It’s not quite as large and not offshore capable, but it will be perfect for navigation channels, including the Houston Ship Channel, Savannah River, the Mississippi River, and others.
The dredge is being built by Hagler Systems at the Halimar Shipyard in Morgan City, La., with the main engineering of the dredge design and supplying of key dredge components by APT Offshore BV.
The General Bradley is diesel-electric driven and will have three ABC 12DZC engines installed with a total of 9,260 hp.
“The General Bradley is a demonstration of our commitment to capital improvement projects along the Gulf Coast region. It will transcend our ‘middle market’ offering and truly be a difference-maker in large river and ship channel dredging.
A lot of channel users are familiar with dredges as they maintain the depths and widths of the waterways for all of the users. You can drive up and down the highways and see potholes on the roads that need repaired. It’s similar to the rivers. As dredgers, we maintain waterways highways if you will. Proper depths and widths will help maximize cargo.
For the remainder of 2021, stay tuned! The excitement is not over!
Whether it’s been winning dredge contracts, building new dredgers, or promoting people within the company to reflect its growth, Callan Marine in Galveston, Texas, has been in the news frequently over the last couple of years.
Callan Marine performs dredging projects for both private and public clients by providing services to restore berthing depths for ship docks, navigation channels, or otherwise facilitate transportation in our nation’s waterways.
Last year, Callan Marine’s new cutter suction dredge General MacArthur officially entered service and received its U.S. Coast Guard certificate of inspection (COI) and ABS classification. The dredge headed straight to Texas projects and then transited to Corpus Christi for Phase II of that port’s channel deepening and widening project.
The General MacArthur is 290 feet long, and with its 180-foot idler barge attached, the dredge has a maximum swing radius of 530 feet.
Construction of the Jones Act dredge and the idler barge involved three Gulf Coast shipyards. The dredge itself was built at two yards. The hull and superstructure construction, housing, and assembly took place at the C&C Marine & Repair shipyard in Belle Chasse, La.
The SPI/Mobile Pulley Works shipyard in Mobile, Ala., provided the dredging equipment, including the cutter ladder, A-frame, suction and discharge pipeline, gate valves, submerged dredge pump, two onboard dredge pumps, a five- and a six-blade cutter, Christmas tree, anchor boom system and spud carrier installation. The dredge’s idler barge was built in Sterling Shipyard, Port Neches, Texas. Its spud-carriage equipment was then installed at SPI/Mobile Pulley.
While not quite as large, the General Bradley is well underway. The new 28-inch dredge that will join the fleet later this year. The General Bradley will focus on Brown Water Division projects and is suited for both maintenance and capital dredging projects.

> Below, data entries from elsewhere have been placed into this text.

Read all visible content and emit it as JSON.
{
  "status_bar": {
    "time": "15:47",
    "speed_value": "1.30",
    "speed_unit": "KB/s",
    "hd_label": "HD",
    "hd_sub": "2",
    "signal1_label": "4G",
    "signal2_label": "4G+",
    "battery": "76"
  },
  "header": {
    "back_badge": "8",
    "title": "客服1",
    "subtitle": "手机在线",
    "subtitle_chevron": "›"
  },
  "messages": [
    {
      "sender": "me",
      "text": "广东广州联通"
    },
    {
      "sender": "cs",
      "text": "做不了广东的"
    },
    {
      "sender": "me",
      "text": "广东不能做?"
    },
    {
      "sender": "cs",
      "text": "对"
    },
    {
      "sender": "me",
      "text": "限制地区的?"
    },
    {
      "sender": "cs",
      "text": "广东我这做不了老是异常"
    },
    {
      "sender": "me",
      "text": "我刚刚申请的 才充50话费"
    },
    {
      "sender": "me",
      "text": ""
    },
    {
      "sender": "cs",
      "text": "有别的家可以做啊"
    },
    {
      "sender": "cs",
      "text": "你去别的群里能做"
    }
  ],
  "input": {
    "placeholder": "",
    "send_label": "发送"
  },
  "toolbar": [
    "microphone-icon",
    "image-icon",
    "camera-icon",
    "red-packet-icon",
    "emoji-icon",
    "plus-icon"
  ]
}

Last month, Callan Marine promoted Micah Morris to operations manager of its Brown Water Division, where he previously served as project manager, as the company’s portfolio continues to expand. Prior to this move, one person led both the Brown and Blue Water Division.